Dr. Cynthia Romero, Director of the M. Foscue Brock Institute for Community and Global Health, understands how important it is for clinicians and their patients that the healthcare team prioritizes their well-being. She says, “When physicians prioritize their own well-being, they are better equipped to support wellness and resilience in everyone they care for including their patients, their care team and their own families.”

Varun Choudhary MD, MA, DFAPA, former President of the Medical Society of Virginia Foundation, echoes the sentiment that achieving work-life balance for physicians is exceedingly tough. Dr. Choudhary emphasizes, “Being a physician ranks among the most stressful occupations. Medical education doesn’t equip doctors with skills to find equilibrium or self-care; rather, it emphasizes service.” Striking a balance between the innate urge to prioritize patients and allocating time for personal well-being is crucial for physician welfare.

Physician Burnout

Physicians thrive on the ability to serve their patients and deliver the best care. When anything interferes with this process it results in dissatisfaction. If this becomes a chronic matter it leads to disenchantment and eventually burnout.

– Varun Choudhary MD, MA, DFAPA

Physician Burnout is an accelerating problem in the healthcare workforce, one SafeHaven is trying its best to combat.

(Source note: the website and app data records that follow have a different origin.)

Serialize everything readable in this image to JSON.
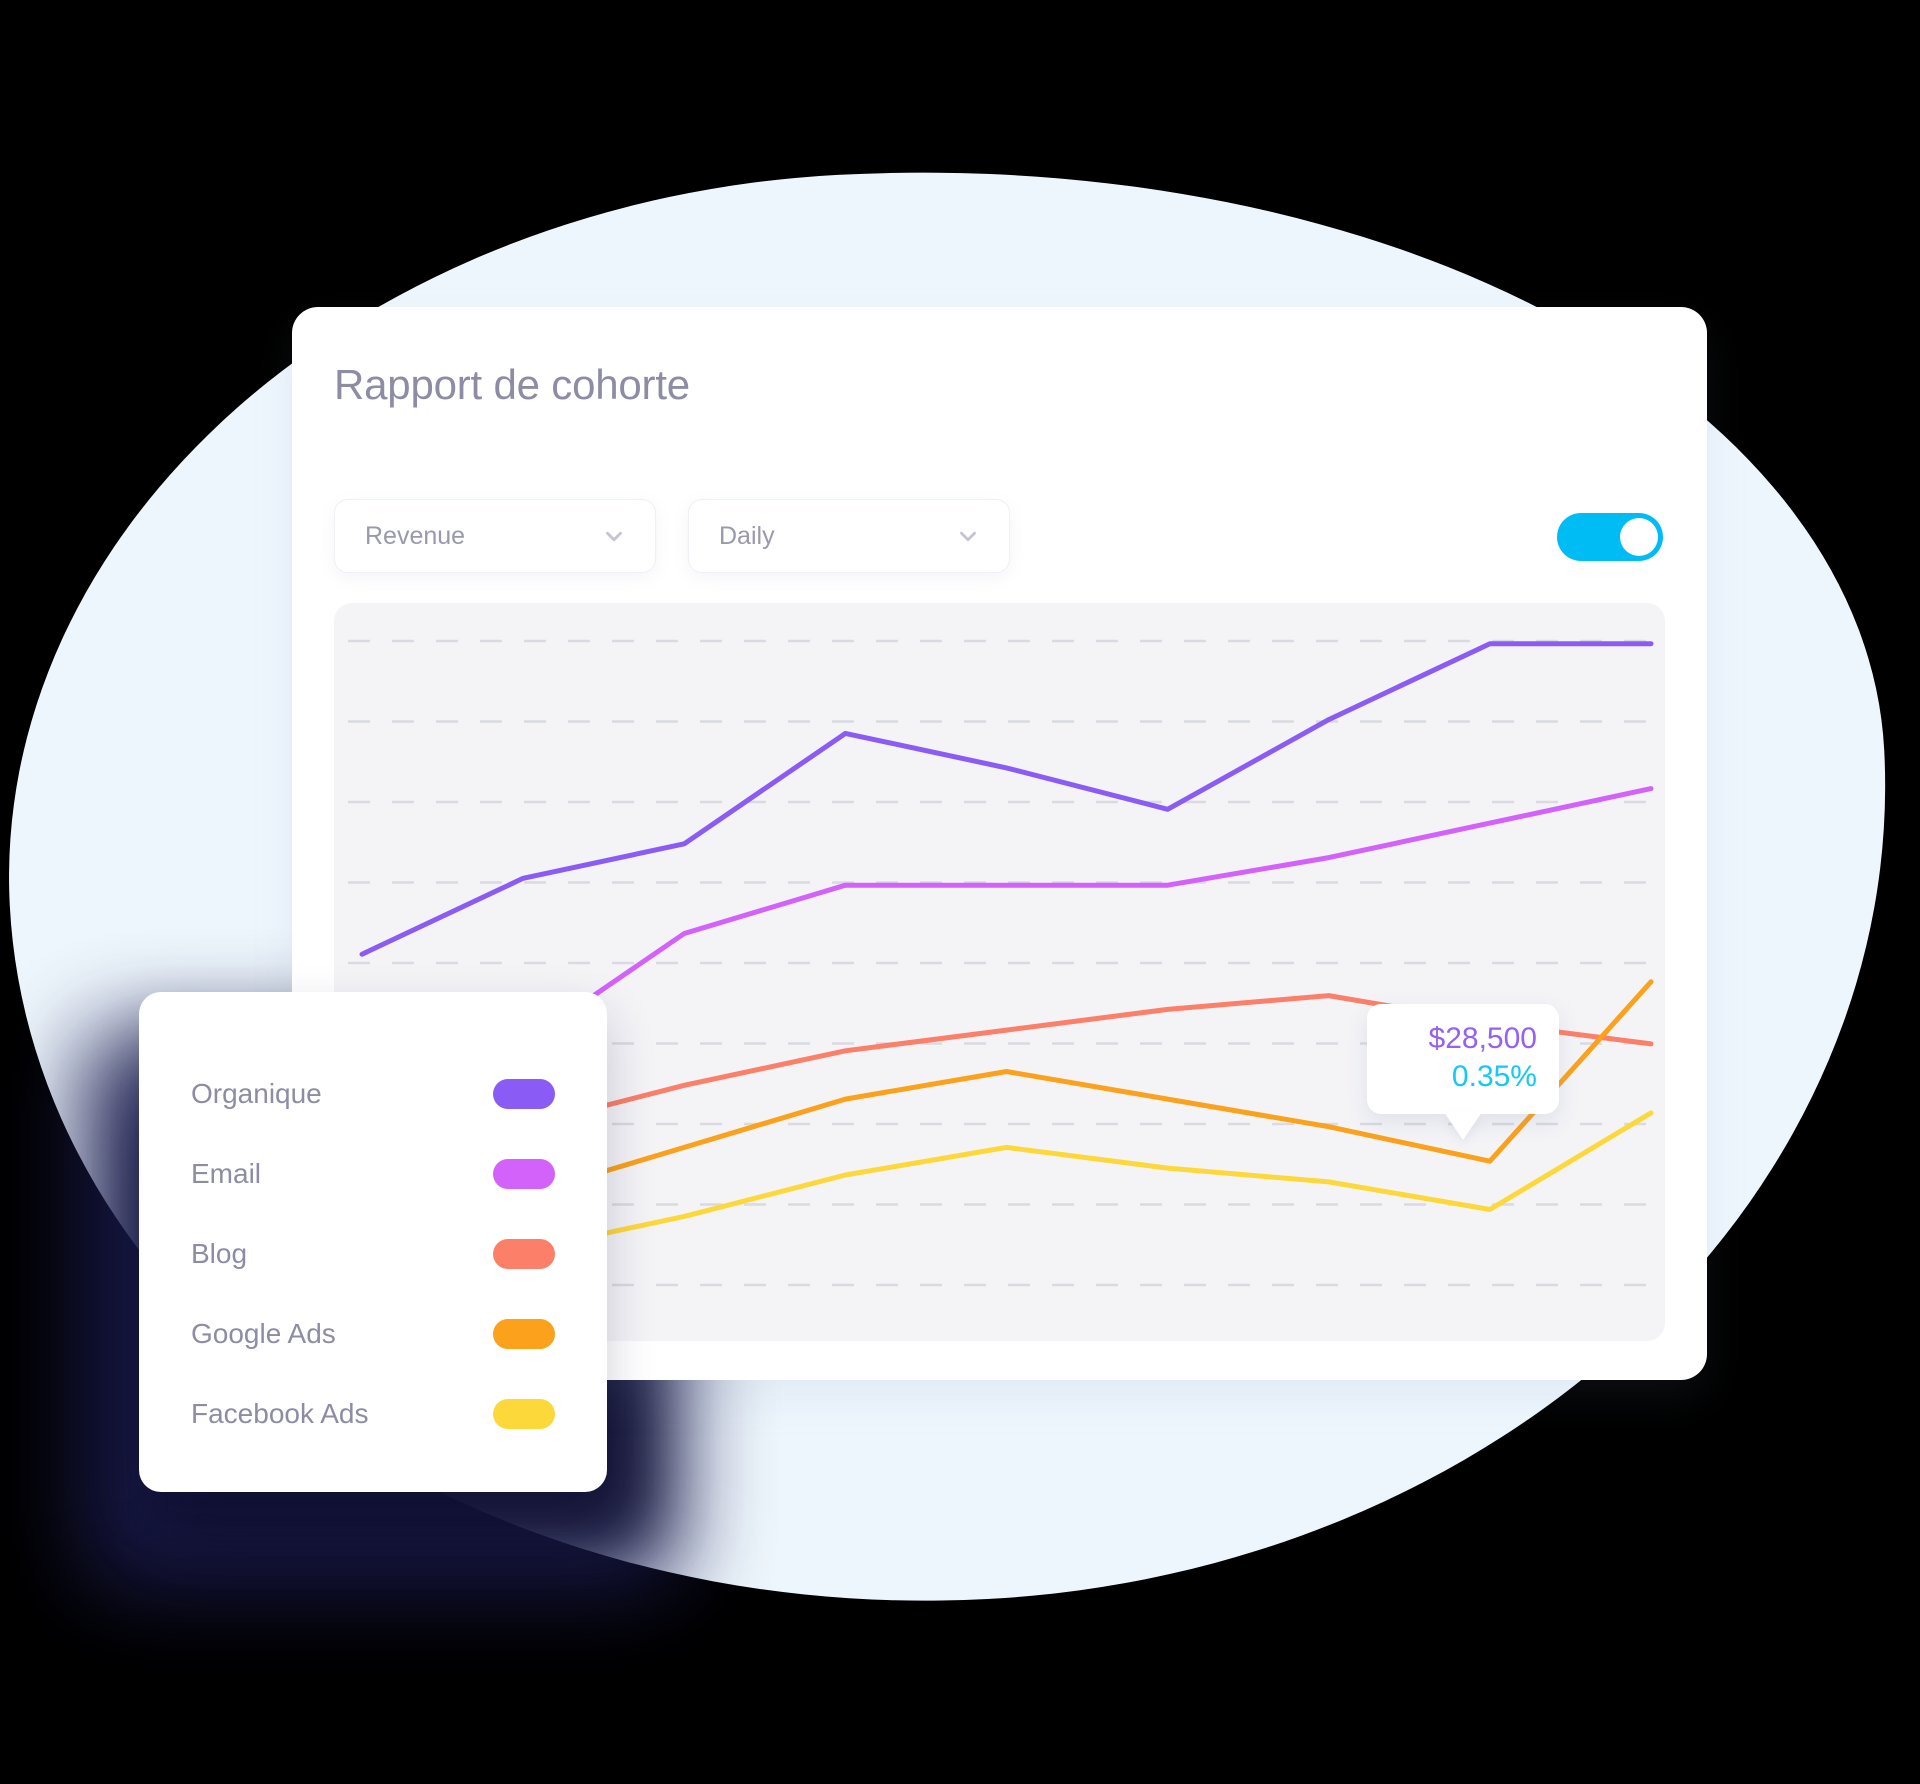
{
  "card": {
    "title": "Rapport de cohorte"
  },
  "controls": {
    "metric_select": {
      "value": "Revenue",
      "icon": "chevron-down-icon"
    },
    "period_select": {
      "value": "Daily",
      "icon": "chevron-down-icon"
    },
    "toggle": {
      "state": "on",
      "color": "#00bcf4"
    }
  },
  "tooltip": {
    "value": "$28,500",
    "percent": "0.35%",
    "value_color": "#9461f0",
    "percent_color": "#14c8f8"
  },
  "legend": {
    "items": [
      {
        "label": "Organique",
        "color": "#8a5cf5"
      },
      {
        "label": "Email",
        "color": "#d362fb"
      },
      {
        "label": "Blog",
        "color": "#fb7f69"
      },
      {
        "label": "Google Ads",
        "color": "#fba11c"
      },
      {
        "label": "Facebook Ads",
        "color": "#fdd83b"
      }
    ]
  },
  "colors": {
    "page_background": "#000000",
    "blob": "#eef6fd",
    "card": "#ffffff",
    "plot_background": "#f4f4f7",
    "gridline": "#d9dae2",
    "title_text": "#8e8ca4",
    "legend_shadow": "#1b1c4e"
  },
  "chart_data": {
    "type": "line",
    "title": "Rapport de cohorte",
    "xlabel": "",
    "ylabel": "Revenue",
    "grid": true,
    "gridlines": 9,
    "legend_position": "external-left",
    "x": [
      0,
      1,
      2,
      3,
      4,
      5,
      6,
      7,
      8
    ],
    "xlim": [
      0,
      8
    ],
    "ylim": [
      0,
      100
    ],
    "series": [
      {
        "name": "Organique",
        "color": "#8a5cf5",
        "values": [
          52,
          63,
          68,
          84,
          79,
          73,
          86,
          97,
          97
        ]
      },
      {
        "name": "Email",
        "color": "#d362fb",
        "values": [
          39,
          39,
          55,
          62,
          62,
          62,
          66,
          71,
          76
        ]
      },
      {
        "name": "Blog",
        "color": "#fb7f69",
        "values": [
          27,
          27,
          33,
          38,
          41,
          44,
          46,
          42,
          39
        ]
      },
      {
        "name": "Google Ads",
        "color": "#fba11c",
        "values": [
          17,
          17,
          24,
          31,
          35,
          31,
          27,
          22,
          48
        ]
      },
      {
        "name": "Facebook Ads",
        "color": "#fdd83b",
        "values": [
          9,
          9,
          14,
          20,
          24,
          21,
          19,
          15,
          29
        ]
      }
    ],
    "annotation": {
      "series": "Organique",
      "x": 5,
      "label_value": "$28,500",
      "label_percent": "0.35%"
    }
  }
}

Even now physician burnout and depression are higher than pre-pandemic levels. It’s is a systemic issue. “Physician burnout is a real problem, and it’s often due to factors beyond the control of individual physicians (or their patients).” Sandy L. Chung says.

Chung suggests to other doctors struggling with burnout to find moments of happiness in their daily life. “One way that doctors try to cope with [burnout] is to cultivate the joy in medicine.  Little reminders of why we went into medicine in the first place can be reinvigorating. Getting a high five from a toddler at his checkup is definitely on the list!”

If you are someone you know is suffering from clinician burnout, SafeHaven is here to help. Learn more on the benefits of SafeHaven here.